If you’re getting more and more frustrated by your rising electricity bills, you’re not alone. The average home in the U.S. pays between $120.00 and $1,500.00 per month, meaning millions of Americans share in your frustration. But even if the rising energy costs seem to be out of your control, there are some basic steps you can take to reduce your bill each month.
The first step is to understand which home appliances and electronic devices use the largest amount of your electricity each day. There are many items throughout your home that put a huge drain on your electric energy.
As you’d imagine, your larger appliances like washers and dryers, refrigerators, freezers and dishwashers take the biggest portion of your home’s energy usage. And the more you use them, the more you drive up your electric bill.
Here’s something else to consider: depending on the age and energy rating of your appliances and devices, you may want to replace them with new, more efficient models. As you learn what’s causing your electric bills to soar, you can begin to significantly lower them for good!
Tame Those High-Usage Items in Your Home
This may surprise you, but your home electronics are right up there with those large appliances when it comes to being an energy hog. That includes your DVR, cable box, desktop computer—even that charging station you leave plugged in for your cell phones, tablets and other electronic items.
They continue to suck up energy even when you think they’re “off.” That’s because modern electronics are always in a “standby mode” when plugged into a power source. Just look around – your DVD, DVR, microwave and kitchen appliances all have clocks that display the time. Well, they need to be connected to power in order to do so. And that uses power.
Light fixtures and their bulbs can put a big drain on your electricity, too. Outdated HVAC, water heaters, windows, doors – even insulation, all impact the drain on your home’s power and increase your electric bill.
Here Are Some Money-Saving Steps You Can Take
Now that you know what’s using the most electricity in your home, here are some basic steps you can take to gain control over your rising electric bills.
- Schedule doing your laundry one day per week, and always fill your washer to capacity.

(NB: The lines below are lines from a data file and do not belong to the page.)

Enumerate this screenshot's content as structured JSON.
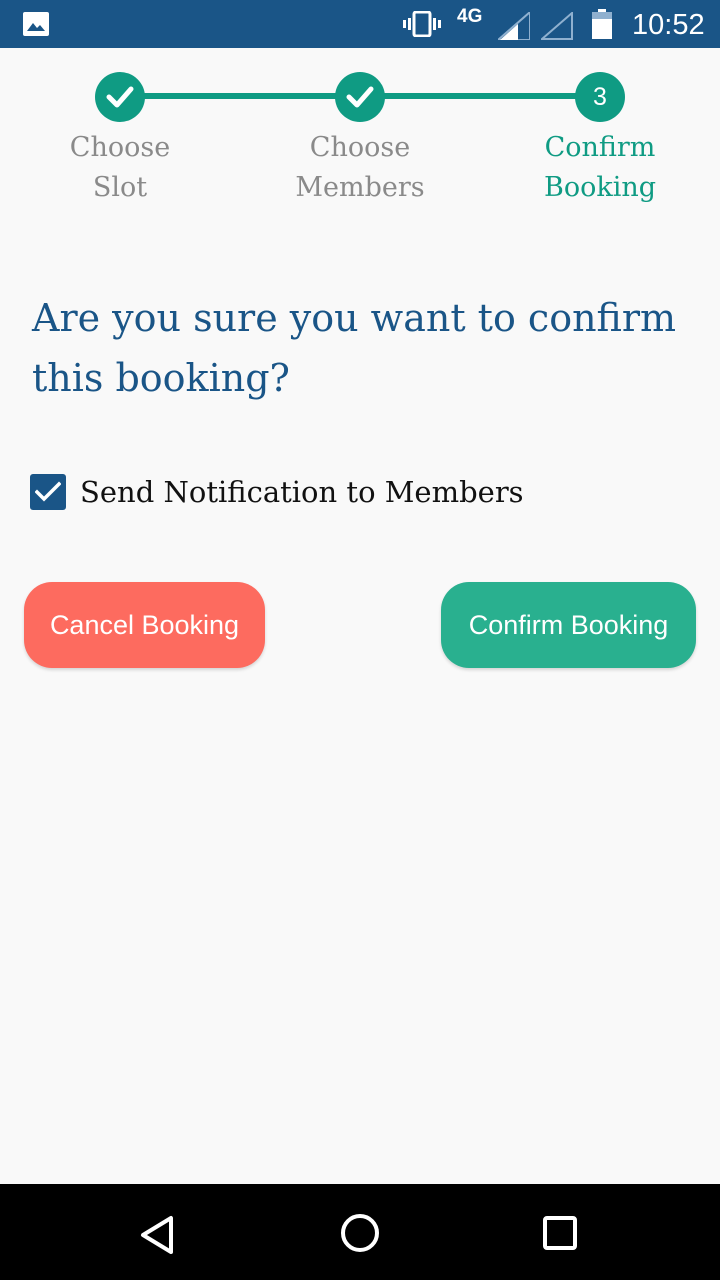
{
  "status_bar": {
    "network": "4G",
    "time": "10:52",
    "icons": [
      "image-icon",
      "vibrate-icon",
      "signal-icon",
      "signal-empty-icon",
      "battery-icon"
    ]
  },
  "stepper": {
    "steps": [
      {
        "label": "Choose\nSlot",
        "state": "completed"
      },
      {
        "label": "Choose\nMembers",
        "state": "completed"
      },
      {
        "label": "Confirm\nBooking",
        "state": "active",
        "number": "3"
      }
    ],
    "accent_color": "#0f9b83",
    "inactive_label_color": "#8a8a8a"
  },
  "main": {
    "question": "Are you sure you want to confirm this booking?",
    "notification_checkbox": {
      "label": "Send Notification to Members",
      "checked": true
    },
    "cancel_label": "Cancel Booking",
    "confirm_label": "Confirm Booking",
    "cancel_color": "#fd6b5f",
    "confirm_color": "#29b08f",
    "heading_color": "#1a5587"
  },
  "nav_bar": {
    "icons": [
      "back-icon",
      "home-icon",
      "recent-apps-icon"
    ]
  }
}
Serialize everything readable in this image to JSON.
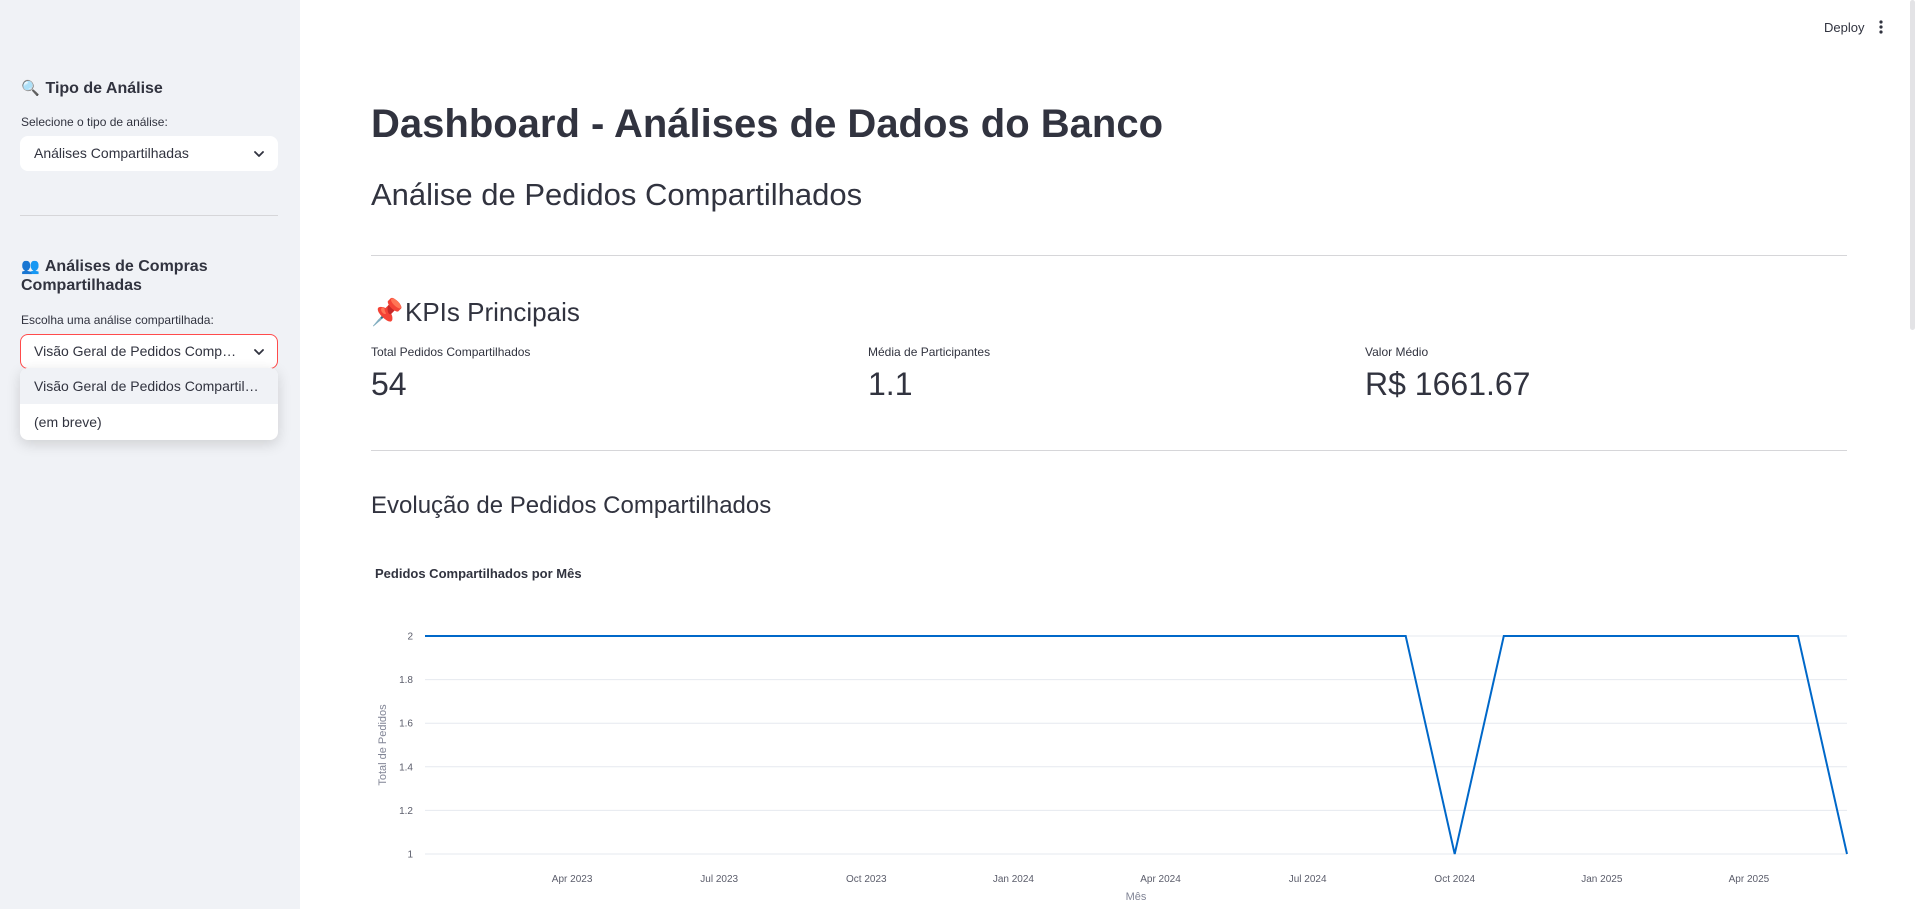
{
  "sidebar": {
    "analysis_type": {
      "emoji": "🔍",
      "title": "Tipo de Análise",
      "label": "Selecione o tipo de análise:",
      "selected": "Análises Compartilhadas"
    },
    "shared": {
      "emoji": "👥",
      "title_line1": "Análises de Compras",
      "title_line2": "Compartilhadas",
      "label": "Escolha uma análise compartilhada:",
      "selected": "Visão Geral de Pedidos Compartilhados",
      "options": [
        "Visão Geral de Pedidos Compartilhados",
        "(em breve)"
      ]
    }
  },
  "header": {
    "deploy_label": "Deploy",
    "menu_icon": "vertical-dots-icon"
  },
  "main": {
    "title": "Dashboard - Análises de Dados do Banco",
    "subtitle": "Análise de Pedidos Compartilhados",
    "kpi_section": {
      "emoji": "📌",
      "title": "KPIs Principais",
      "items": [
        {
          "label": "Total Pedidos Compartilhados",
          "value": "54"
        },
        {
          "label": "Média de Participantes",
          "value": "1.1"
        },
        {
          "label": "Valor Médio",
          "value": "R$ 1661.67"
        }
      ]
    },
    "evolution_title": "Evolução de Pedidos Compartilhados"
  },
  "colors": {
    "accent": "#ff4b4b",
    "line": "#0068c9",
    "sidebar_bg": "#f0f2f6",
    "text": "#31333f"
  },
  "chart_data": {
    "type": "line",
    "title": "Pedidos Compartilhados por Mês",
    "xlabel": "Mês",
    "ylabel": "Total de Pedidos",
    "x_ticks": [
      "Apr 2023",
      "Jul 2023",
      "Oct 2023",
      "Jan 2024",
      "Apr 2024",
      "Jul 2024",
      "Oct 2024",
      "Jan 2025",
      "Apr 2025"
    ],
    "y_ticks": [
      "1",
      "1.2",
      "1.4",
      "1.6",
      "1.8",
      "2"
    ],
    "ylim": [
      1,
      2
    ],
    "xlim": [
      "2023-01",
      "2025-06"
    ],
    "grid": true,
    "series": [
      {
        "x": [
          "2023-01",
          "2023-02",
          "2023-03",
          "2023-04",
          "2023-05",
          "2023-06",
          "2023-07",
          "2023-08",
          "2023-09",
          "2023-10",
          "2023-11",
          "2023-12",
          "2024-01",
          "2024-02",
          "2024-03",
          "2024-04",
          "2024-05",
          "2024-06",
          "2024-07",
          "2024-08",
          "2024-09",
          "2024-10",
          "2024-11",
          "2024-12",
          "2025-01",
          "2025-02",
          "2025-03",
          "2025-04",
          "2025-05",
          "2025-06"
        ],
        "y": [
          2,
          2,
          2,
          2,
          2,
          2,
          2,
          2,
          2,
          2,
          2,
          2,
          2,
          2,
          2,
          2,
          2,
          2,
          2,
          2,
          2,
          1,
          2,
          2,
          2,
          2,
          2,
          2,
          2,
          1
        ]
      }
    ]
  }
}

Use a drying rack for some of your clothing, but if you must run your dryer, try damp-drying some items. Just put a dry towel in with your wet clothes and put the dryer on the lowest setting. The dry towel helps absorb some of the water, making the drying time go much faster.
- Limit running your dishwasher to full loads only. Use your no-heat drying mode, or turn off the heated dry function and let your dishes air-dry.

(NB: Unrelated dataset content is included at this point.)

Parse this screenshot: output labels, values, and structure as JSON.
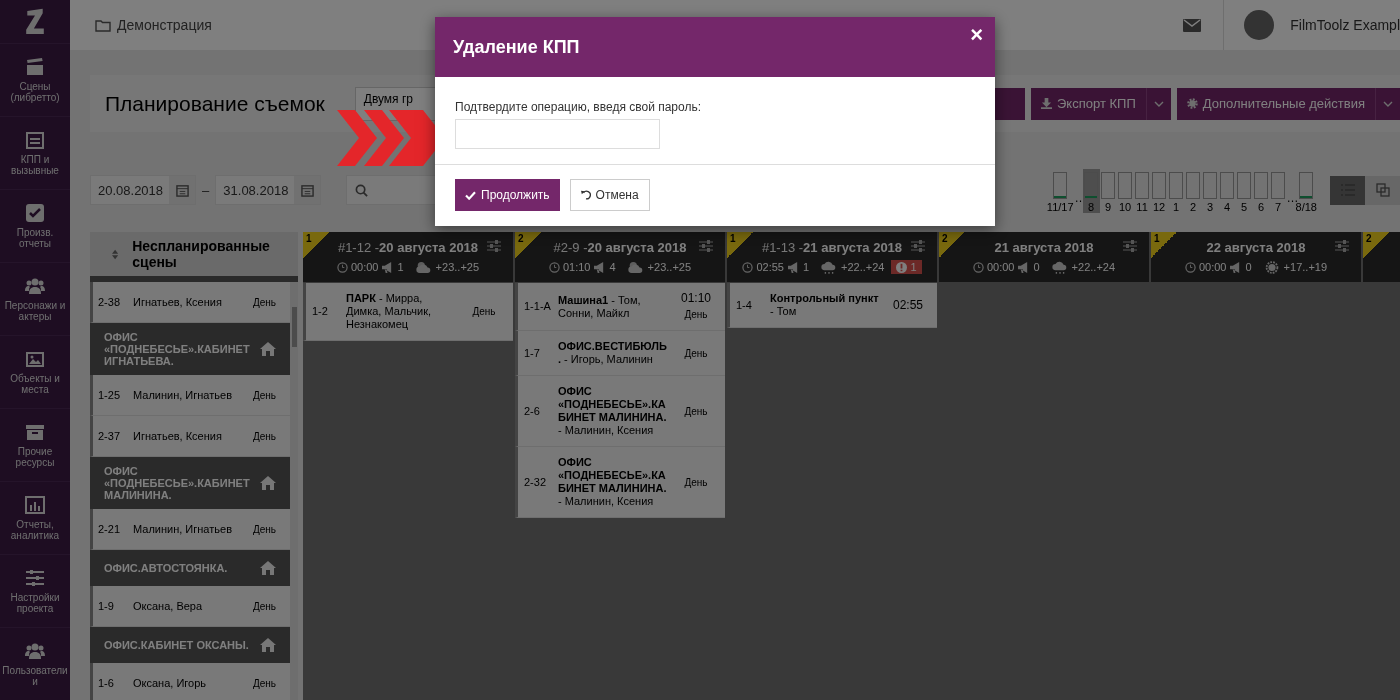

- Upgrading your appliances, especially if they’re more than 5-10 years old, can have a huge impact on reducing your electricity bill. When replacing appliances, look for the highest Energy Star rating available. The Energy Start program began in 1997 and helps identify appliances that protect our climate through superior energy efficiency. If you own refrigerators, dishwashers, washers and dryers built before 1997, replacing them will save you a significant amount on your electric bills.

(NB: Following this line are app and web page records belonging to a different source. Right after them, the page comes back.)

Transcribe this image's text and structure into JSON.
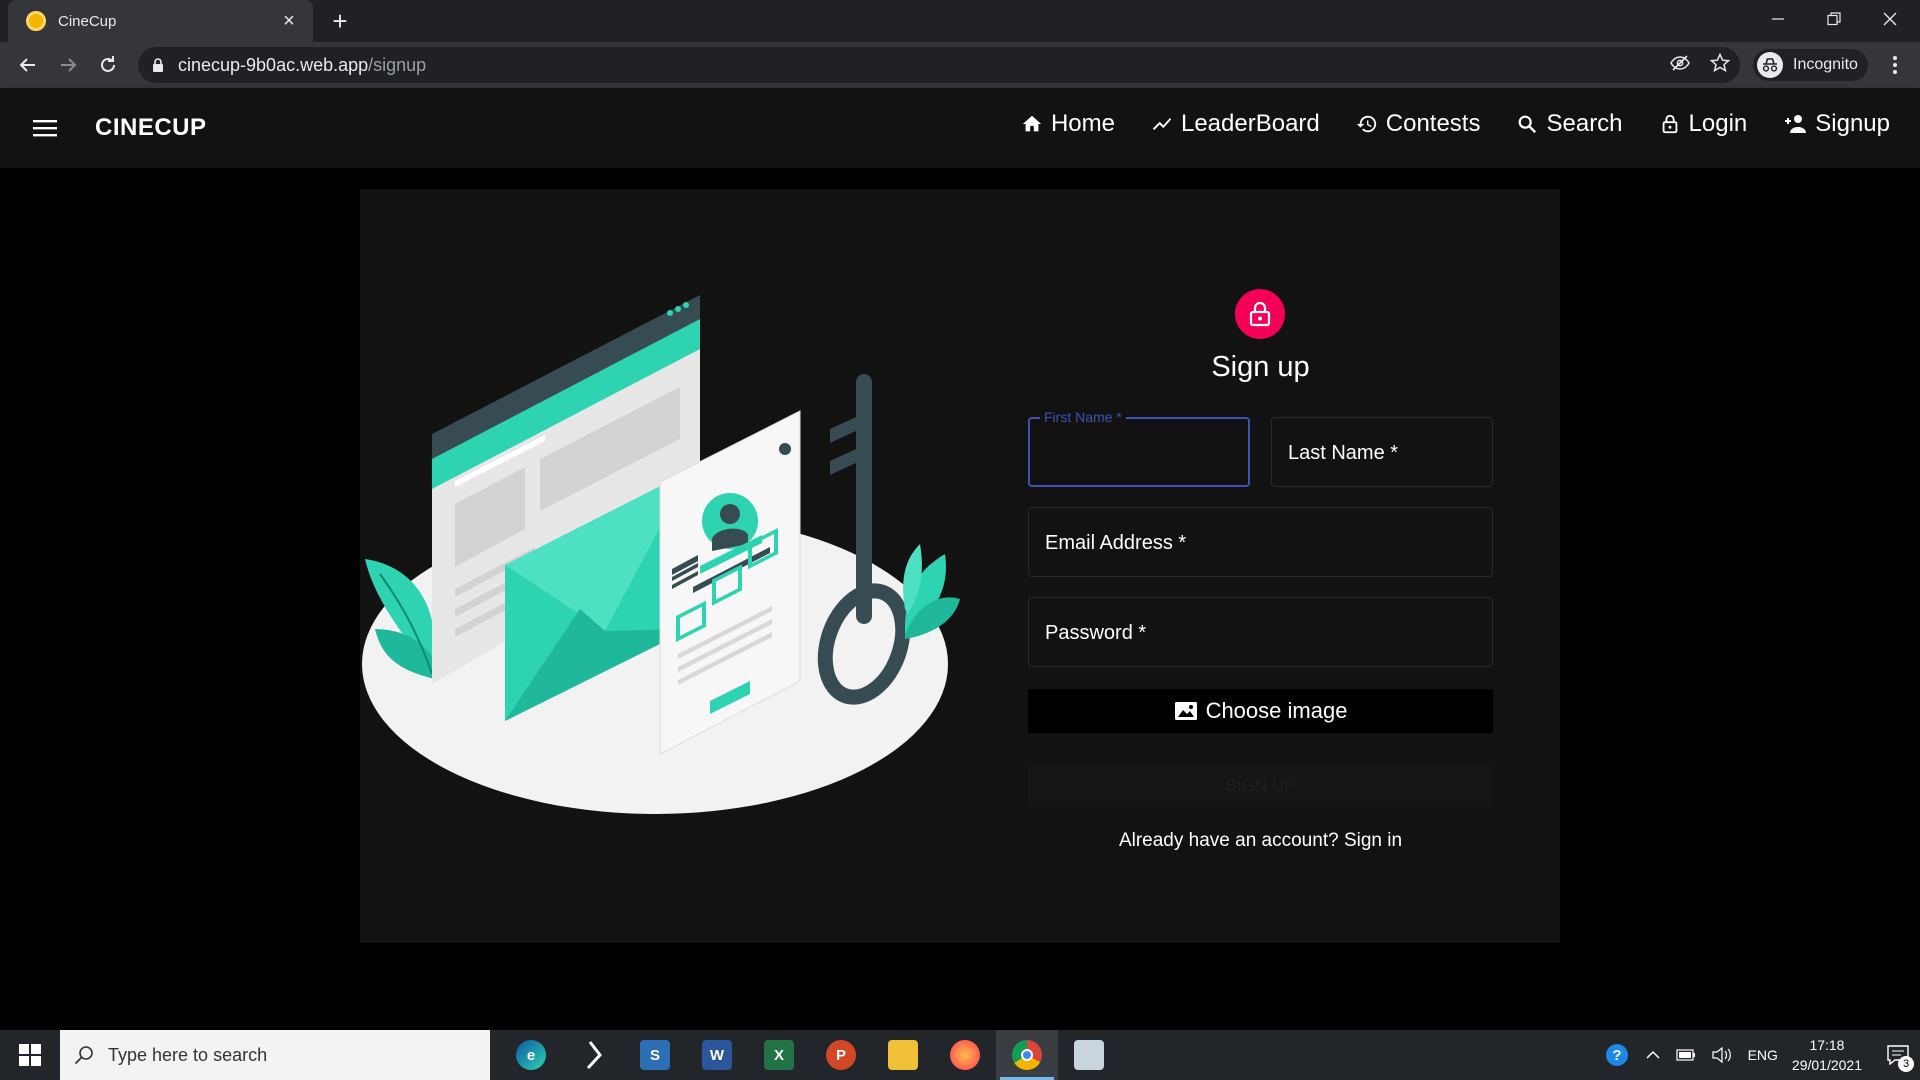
{
  "browser": {
    "tab_title": "CineCup",
    "url_host": "cinecup-9b0ac.web.app",
    "url_path": "/signup",
    "profile_label": "Incognito"
  },
  "app": {
    "brand": "CINECUP",
    "nav": [
      {
        "label": "Home",
        "icon": "home-icon"
      },
      {
        "label": "LeaderBoard",
        "icon": "trending-up-icon"
      },
      {
        "label": "Contests",
        "icon": "history-icon"
      },
      {
        "label": "Search",
        "icon": "search-icon"
      },
      {
        "label": "Login",
        "icon": "lock-icon"
      },
      {
        "label": "Signup",
        "icon": "person-add-icon"
      }
    ]
  },
  "form": {
    "title": "Sign up",
    "first_name_label": "First Name *",
    "last_name_label": "Last Name *",
    "email_label": "Email Address *",
    "password_label": "Password *",
    "choose_image_label": "Choose image",
    "submit_label": "SIGN UP",
    "signin_link": "Already have an account? Sign in"
  },
  "taskbar": {
    "search_placeholder": "Type here to search",
    "language": "ENG",
    "time": "17:18",
    "date": "29/01/2021",
    "notification_count": "3",
    "apps": [
      "edge-icon",
      "vscode-icon",
      "scan-icon",
      "word-icon",
      "excel-icon",
      "powerpoint-icon",
      "file-explorer-icon",
      "firefox-icon",
      "chrome-icon",
      "snipping-icon"
    ]
  },
  "colors": {
    "accent_pink": "#f50057",
    "focus_blue": "#3f51b5",
    "illustration_teal": "#2ed3b1"
  }
}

- Eliminate the drain on your power from electronic devices by connecting them to budget-friendly power strips. That way you can really be sure that when you turn them “off,” they’re off and not continually using power.
- Your savings can really add up by replacing lightbulbs. A 60-watt incandescent light bulb costs $12.92 to operate over the course of a year. By replacing that bulb with a 14 watt CFL, the cost drops to $3.01 – saving you nearly $10.00! And if you choose a more environmentally friendly 12-watt LED, your operating costs drop to an incredible $2.58! These numbers are for each bulb – so you can see how much you can save.
- Want to lower the cost of having a warm or cool home? Just be sure to perform regular maintenance and change your furnace and air conditioning filters every 6-weeks to 3-months. If your HVAC system is over 10 years old consider replacing it. Replacement may seem costly initially, but you’ll recoup your investment fairly quickly – in some cases by more than $100 a year.
- While replacing windows and doors can be a huge investment, the savings will be significant. If you can’t afford to replace them with more efficient models, you can still lower your costs. Just replace weather-stripping, purchase insulating window treatments and caulk all of those areas where heat and air-conditioning can escape.
Take Charge with Solar Energy
As you can see, making some changes to your home can have a major impact on your power costs. But if you really want control over your electric bill, going solar is your best choice. Solar energy is the most cost-effective way to power your home. Depending on where you live, going solar qualifies you for many significant money-saving incentives. In addition to a lower cost of operation, some states now offer tax incentives to homeowners switching to solar energy.
For more information on how you can take control of your electricity bill today, check out our FAQ page!